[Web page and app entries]
BEGIN
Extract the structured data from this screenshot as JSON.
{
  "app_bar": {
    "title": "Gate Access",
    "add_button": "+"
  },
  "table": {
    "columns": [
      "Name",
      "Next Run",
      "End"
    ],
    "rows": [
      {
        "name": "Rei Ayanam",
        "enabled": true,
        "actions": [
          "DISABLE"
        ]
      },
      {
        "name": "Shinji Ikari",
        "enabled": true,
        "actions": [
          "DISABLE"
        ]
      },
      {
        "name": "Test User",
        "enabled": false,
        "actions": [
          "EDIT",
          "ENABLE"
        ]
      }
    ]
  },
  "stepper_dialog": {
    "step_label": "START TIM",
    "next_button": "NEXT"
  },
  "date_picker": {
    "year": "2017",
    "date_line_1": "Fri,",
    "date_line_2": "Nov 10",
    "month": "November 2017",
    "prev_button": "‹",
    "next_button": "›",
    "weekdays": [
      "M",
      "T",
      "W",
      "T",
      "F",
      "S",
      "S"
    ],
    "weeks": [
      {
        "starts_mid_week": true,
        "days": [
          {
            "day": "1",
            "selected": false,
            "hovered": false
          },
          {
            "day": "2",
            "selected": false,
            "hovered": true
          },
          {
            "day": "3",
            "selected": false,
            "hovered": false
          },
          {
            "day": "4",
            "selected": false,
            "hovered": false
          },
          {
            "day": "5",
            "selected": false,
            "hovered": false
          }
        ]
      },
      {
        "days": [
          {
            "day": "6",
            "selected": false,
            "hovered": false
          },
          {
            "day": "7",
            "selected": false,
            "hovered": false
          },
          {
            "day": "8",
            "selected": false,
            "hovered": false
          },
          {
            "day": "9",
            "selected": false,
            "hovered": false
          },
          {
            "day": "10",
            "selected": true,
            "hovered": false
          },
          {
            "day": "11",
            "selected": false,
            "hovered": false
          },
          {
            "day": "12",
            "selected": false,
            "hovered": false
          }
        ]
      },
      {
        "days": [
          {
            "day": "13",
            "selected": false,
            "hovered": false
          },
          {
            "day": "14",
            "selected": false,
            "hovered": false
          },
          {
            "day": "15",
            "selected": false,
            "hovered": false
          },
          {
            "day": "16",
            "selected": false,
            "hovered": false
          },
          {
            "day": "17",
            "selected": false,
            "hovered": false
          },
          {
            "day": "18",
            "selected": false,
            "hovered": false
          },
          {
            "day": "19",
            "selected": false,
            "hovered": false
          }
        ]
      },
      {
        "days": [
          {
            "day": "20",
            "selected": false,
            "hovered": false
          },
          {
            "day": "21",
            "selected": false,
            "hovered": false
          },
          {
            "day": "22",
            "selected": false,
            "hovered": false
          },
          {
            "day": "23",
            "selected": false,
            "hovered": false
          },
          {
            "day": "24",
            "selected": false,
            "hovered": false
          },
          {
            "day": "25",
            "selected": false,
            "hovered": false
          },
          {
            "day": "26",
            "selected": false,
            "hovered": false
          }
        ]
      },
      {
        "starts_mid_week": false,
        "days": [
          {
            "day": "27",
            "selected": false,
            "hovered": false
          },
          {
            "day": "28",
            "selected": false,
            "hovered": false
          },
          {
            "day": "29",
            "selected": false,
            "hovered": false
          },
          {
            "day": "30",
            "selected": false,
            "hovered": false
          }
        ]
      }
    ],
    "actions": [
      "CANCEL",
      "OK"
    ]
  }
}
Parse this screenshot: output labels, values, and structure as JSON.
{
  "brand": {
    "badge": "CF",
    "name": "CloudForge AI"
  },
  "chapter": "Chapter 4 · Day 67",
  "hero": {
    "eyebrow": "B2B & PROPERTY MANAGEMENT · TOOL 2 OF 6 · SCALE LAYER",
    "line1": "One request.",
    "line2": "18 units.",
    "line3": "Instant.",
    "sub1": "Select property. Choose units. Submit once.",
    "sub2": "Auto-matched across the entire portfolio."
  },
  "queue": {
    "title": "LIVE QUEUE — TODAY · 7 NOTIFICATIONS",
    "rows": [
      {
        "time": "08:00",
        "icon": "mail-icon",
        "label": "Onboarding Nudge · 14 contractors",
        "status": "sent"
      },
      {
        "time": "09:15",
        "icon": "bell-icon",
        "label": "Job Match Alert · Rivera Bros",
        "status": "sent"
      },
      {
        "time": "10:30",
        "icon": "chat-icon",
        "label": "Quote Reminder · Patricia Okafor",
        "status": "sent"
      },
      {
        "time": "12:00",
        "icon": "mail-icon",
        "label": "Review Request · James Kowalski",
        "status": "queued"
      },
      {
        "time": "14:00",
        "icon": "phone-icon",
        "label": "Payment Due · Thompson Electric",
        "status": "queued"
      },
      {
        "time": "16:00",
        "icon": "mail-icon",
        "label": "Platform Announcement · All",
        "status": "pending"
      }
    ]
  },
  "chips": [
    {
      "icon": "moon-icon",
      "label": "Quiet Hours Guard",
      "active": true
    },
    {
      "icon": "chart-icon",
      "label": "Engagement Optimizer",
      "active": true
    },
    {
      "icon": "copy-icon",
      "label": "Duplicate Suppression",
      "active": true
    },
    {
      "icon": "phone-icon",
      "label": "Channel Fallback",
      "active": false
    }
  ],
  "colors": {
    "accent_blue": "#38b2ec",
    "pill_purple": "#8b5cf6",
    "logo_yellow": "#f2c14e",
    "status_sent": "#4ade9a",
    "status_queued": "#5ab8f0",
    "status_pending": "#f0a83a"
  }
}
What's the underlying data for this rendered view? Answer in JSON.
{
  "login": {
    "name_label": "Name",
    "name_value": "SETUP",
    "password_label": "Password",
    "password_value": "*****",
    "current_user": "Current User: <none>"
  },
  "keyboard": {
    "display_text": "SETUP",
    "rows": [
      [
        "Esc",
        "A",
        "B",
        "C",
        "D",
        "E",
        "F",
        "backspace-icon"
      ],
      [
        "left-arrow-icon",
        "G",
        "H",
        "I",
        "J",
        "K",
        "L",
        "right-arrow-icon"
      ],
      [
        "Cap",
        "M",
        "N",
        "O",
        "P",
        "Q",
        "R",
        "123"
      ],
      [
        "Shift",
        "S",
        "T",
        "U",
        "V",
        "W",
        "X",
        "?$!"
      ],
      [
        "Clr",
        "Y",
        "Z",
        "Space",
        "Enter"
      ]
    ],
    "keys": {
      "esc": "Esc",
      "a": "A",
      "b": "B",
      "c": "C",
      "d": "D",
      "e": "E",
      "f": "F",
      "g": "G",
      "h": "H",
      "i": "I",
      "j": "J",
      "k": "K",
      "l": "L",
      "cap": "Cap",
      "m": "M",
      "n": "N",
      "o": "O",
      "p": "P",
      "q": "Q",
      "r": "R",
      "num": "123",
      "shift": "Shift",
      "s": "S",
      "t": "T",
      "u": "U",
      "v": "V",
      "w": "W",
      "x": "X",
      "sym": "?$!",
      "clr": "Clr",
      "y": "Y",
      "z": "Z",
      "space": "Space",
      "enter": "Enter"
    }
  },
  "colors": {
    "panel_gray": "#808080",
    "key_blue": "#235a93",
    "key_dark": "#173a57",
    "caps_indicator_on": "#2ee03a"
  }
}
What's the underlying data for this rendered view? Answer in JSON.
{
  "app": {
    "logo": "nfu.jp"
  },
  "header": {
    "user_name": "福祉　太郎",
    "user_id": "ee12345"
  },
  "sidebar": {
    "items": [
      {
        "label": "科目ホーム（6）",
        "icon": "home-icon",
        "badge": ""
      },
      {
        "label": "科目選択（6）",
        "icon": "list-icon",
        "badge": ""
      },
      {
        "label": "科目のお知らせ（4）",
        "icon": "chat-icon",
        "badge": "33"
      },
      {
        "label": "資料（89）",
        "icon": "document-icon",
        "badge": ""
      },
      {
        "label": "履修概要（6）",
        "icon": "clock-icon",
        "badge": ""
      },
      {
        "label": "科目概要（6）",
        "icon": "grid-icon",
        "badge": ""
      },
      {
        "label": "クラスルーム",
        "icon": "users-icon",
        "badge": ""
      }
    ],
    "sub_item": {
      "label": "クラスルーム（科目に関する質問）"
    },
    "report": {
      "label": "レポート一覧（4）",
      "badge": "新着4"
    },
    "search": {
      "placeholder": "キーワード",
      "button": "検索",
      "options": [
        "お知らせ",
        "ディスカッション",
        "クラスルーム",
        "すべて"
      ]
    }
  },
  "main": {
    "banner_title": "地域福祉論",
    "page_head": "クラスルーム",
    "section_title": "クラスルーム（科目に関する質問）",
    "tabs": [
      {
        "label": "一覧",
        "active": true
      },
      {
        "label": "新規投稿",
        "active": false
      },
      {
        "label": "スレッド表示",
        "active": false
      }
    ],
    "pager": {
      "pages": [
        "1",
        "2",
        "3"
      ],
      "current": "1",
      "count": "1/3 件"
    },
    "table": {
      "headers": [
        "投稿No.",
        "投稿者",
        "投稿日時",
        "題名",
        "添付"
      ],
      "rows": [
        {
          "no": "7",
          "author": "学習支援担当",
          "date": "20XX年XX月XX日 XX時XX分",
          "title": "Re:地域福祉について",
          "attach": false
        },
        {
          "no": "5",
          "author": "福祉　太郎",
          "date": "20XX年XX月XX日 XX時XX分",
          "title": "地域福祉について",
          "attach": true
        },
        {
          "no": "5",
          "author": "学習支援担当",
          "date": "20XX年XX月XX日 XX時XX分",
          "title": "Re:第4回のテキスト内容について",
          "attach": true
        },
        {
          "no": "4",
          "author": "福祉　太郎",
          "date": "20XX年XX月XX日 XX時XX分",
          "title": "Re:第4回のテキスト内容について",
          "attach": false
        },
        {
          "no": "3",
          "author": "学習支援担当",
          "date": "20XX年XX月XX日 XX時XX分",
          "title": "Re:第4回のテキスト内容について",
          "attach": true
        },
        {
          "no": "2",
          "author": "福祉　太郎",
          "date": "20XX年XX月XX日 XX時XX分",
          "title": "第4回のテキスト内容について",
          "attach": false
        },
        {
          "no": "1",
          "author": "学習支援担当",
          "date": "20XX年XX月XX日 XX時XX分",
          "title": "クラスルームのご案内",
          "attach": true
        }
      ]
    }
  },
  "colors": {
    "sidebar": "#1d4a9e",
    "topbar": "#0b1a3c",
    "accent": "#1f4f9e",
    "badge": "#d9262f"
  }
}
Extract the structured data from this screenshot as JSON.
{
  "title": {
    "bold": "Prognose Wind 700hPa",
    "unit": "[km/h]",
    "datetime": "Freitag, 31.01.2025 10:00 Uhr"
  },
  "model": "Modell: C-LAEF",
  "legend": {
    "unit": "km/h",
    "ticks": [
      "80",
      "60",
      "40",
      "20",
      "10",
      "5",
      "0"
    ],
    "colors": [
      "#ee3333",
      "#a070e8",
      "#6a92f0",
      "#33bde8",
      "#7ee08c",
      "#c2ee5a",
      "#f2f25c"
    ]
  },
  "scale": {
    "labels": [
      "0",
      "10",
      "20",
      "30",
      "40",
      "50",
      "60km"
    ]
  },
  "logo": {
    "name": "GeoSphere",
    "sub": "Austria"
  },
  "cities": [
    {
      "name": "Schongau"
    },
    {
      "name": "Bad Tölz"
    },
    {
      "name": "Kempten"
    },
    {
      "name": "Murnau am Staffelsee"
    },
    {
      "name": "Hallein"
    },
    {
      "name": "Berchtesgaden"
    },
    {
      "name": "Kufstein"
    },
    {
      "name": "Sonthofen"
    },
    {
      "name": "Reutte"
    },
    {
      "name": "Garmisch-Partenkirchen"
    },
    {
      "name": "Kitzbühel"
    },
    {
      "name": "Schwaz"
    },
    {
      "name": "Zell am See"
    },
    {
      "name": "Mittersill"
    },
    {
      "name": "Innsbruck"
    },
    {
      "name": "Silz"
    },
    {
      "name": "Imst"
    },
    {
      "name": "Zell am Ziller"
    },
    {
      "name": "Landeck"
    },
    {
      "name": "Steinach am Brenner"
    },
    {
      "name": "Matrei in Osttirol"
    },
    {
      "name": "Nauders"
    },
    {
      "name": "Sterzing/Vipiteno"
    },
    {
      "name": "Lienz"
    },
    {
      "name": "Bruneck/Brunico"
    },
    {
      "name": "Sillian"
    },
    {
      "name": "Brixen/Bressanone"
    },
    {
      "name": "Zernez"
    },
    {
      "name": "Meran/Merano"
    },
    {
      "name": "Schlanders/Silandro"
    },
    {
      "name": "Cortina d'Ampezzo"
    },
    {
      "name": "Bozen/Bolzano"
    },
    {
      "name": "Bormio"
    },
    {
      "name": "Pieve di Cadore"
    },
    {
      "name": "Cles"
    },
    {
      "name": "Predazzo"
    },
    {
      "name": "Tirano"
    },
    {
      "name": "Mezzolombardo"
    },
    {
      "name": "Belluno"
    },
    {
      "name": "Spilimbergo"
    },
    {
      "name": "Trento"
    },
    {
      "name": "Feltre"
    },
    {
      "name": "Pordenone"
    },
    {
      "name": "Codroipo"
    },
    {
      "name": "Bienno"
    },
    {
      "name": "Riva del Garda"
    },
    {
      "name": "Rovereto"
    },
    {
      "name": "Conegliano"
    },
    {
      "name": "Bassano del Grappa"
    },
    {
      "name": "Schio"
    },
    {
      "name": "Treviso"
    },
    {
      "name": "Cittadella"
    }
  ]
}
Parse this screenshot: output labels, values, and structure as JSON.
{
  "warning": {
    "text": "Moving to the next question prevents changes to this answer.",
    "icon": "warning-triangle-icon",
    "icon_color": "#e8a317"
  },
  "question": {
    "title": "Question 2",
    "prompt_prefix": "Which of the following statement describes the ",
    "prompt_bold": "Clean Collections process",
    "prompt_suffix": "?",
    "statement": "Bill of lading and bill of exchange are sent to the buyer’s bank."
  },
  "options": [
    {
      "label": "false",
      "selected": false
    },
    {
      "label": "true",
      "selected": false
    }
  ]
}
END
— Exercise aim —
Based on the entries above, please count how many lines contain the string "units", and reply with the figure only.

— Response —
2